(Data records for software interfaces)

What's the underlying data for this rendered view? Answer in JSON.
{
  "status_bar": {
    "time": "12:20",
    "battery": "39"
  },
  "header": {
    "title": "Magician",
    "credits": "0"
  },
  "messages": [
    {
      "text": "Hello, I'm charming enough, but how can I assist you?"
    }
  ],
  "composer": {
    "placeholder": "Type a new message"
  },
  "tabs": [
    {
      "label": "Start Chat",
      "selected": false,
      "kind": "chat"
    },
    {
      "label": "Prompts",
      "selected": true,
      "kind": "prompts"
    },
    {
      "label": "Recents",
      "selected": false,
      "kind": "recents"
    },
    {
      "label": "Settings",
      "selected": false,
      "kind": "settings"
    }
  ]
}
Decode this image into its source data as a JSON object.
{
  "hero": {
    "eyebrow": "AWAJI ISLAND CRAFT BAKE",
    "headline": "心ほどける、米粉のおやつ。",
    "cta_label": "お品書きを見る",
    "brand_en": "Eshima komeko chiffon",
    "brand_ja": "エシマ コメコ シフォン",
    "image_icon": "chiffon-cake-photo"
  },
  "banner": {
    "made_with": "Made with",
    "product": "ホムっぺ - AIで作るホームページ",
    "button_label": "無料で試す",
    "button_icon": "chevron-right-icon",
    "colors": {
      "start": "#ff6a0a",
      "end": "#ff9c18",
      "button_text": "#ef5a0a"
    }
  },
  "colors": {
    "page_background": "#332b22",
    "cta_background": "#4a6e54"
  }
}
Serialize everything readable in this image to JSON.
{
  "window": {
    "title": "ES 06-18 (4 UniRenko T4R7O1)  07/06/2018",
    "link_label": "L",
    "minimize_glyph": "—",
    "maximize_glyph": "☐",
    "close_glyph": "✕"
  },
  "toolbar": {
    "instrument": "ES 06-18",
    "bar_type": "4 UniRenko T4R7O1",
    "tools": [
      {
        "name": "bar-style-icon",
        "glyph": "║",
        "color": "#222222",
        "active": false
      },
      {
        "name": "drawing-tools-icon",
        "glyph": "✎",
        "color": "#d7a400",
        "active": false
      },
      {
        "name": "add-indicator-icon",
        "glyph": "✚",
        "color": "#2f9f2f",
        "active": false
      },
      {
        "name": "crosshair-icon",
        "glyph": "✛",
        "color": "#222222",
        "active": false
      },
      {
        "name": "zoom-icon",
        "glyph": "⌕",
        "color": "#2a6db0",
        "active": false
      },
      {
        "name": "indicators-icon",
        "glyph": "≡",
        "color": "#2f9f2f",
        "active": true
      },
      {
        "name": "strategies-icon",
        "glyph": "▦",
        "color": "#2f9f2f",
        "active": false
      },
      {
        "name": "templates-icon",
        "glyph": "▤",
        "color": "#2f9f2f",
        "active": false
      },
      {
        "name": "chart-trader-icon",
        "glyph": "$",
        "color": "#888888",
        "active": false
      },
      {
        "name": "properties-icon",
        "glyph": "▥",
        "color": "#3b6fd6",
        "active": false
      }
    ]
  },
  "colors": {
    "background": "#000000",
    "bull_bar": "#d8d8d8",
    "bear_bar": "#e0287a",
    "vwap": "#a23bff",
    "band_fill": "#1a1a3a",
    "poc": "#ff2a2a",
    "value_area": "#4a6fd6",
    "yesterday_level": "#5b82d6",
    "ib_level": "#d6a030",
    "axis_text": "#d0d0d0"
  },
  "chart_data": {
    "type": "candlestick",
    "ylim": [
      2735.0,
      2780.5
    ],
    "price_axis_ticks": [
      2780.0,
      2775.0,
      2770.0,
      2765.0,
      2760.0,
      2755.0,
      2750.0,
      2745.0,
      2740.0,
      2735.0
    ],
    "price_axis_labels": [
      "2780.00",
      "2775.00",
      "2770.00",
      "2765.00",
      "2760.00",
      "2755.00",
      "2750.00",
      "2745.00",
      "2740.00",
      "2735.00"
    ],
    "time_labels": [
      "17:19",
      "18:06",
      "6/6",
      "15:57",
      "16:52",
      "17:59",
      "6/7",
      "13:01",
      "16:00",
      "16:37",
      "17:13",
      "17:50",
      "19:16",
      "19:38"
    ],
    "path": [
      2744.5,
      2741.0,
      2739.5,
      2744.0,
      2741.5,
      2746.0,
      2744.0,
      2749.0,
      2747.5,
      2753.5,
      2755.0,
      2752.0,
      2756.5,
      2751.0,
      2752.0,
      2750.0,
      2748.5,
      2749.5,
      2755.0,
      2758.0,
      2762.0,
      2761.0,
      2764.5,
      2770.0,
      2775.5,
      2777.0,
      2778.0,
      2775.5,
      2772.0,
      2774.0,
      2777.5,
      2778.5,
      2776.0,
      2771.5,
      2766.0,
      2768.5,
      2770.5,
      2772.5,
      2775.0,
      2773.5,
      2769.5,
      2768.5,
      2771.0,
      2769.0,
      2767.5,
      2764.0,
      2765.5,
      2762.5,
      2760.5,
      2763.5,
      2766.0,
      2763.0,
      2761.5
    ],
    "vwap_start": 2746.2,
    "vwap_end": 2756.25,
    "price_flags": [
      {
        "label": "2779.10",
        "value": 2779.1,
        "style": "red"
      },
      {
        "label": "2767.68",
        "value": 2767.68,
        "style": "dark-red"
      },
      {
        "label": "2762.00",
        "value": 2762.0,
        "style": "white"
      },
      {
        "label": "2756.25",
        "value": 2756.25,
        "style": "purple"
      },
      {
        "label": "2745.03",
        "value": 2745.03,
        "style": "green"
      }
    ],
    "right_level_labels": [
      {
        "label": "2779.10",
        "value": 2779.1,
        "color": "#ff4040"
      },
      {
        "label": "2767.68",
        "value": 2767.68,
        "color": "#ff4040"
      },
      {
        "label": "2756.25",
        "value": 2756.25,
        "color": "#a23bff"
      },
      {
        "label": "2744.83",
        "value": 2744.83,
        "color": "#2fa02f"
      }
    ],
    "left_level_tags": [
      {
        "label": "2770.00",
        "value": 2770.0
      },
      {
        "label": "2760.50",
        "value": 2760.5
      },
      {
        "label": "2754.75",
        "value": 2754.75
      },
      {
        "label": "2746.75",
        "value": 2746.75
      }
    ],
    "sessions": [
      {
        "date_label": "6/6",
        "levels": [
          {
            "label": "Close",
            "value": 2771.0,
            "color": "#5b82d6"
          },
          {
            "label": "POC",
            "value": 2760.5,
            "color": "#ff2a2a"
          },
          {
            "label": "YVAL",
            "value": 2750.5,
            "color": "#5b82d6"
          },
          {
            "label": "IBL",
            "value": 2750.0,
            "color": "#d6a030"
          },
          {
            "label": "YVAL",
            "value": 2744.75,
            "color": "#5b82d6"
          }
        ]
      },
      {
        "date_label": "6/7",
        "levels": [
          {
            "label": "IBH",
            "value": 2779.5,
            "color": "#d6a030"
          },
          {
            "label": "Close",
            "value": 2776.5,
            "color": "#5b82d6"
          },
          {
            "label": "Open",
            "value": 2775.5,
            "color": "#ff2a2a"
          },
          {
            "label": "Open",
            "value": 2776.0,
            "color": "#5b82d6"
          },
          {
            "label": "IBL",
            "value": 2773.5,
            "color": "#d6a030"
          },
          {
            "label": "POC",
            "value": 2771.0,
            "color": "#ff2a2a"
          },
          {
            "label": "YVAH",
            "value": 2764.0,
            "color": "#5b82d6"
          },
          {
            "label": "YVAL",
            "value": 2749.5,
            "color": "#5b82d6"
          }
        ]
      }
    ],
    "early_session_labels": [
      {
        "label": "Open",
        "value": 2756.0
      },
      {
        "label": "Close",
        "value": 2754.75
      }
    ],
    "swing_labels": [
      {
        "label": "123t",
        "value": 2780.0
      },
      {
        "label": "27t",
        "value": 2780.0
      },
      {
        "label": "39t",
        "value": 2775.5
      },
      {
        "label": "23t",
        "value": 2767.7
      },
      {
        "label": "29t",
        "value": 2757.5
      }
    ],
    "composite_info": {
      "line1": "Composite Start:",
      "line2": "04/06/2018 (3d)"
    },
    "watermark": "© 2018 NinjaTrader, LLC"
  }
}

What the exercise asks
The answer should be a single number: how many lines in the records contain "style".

Response area
6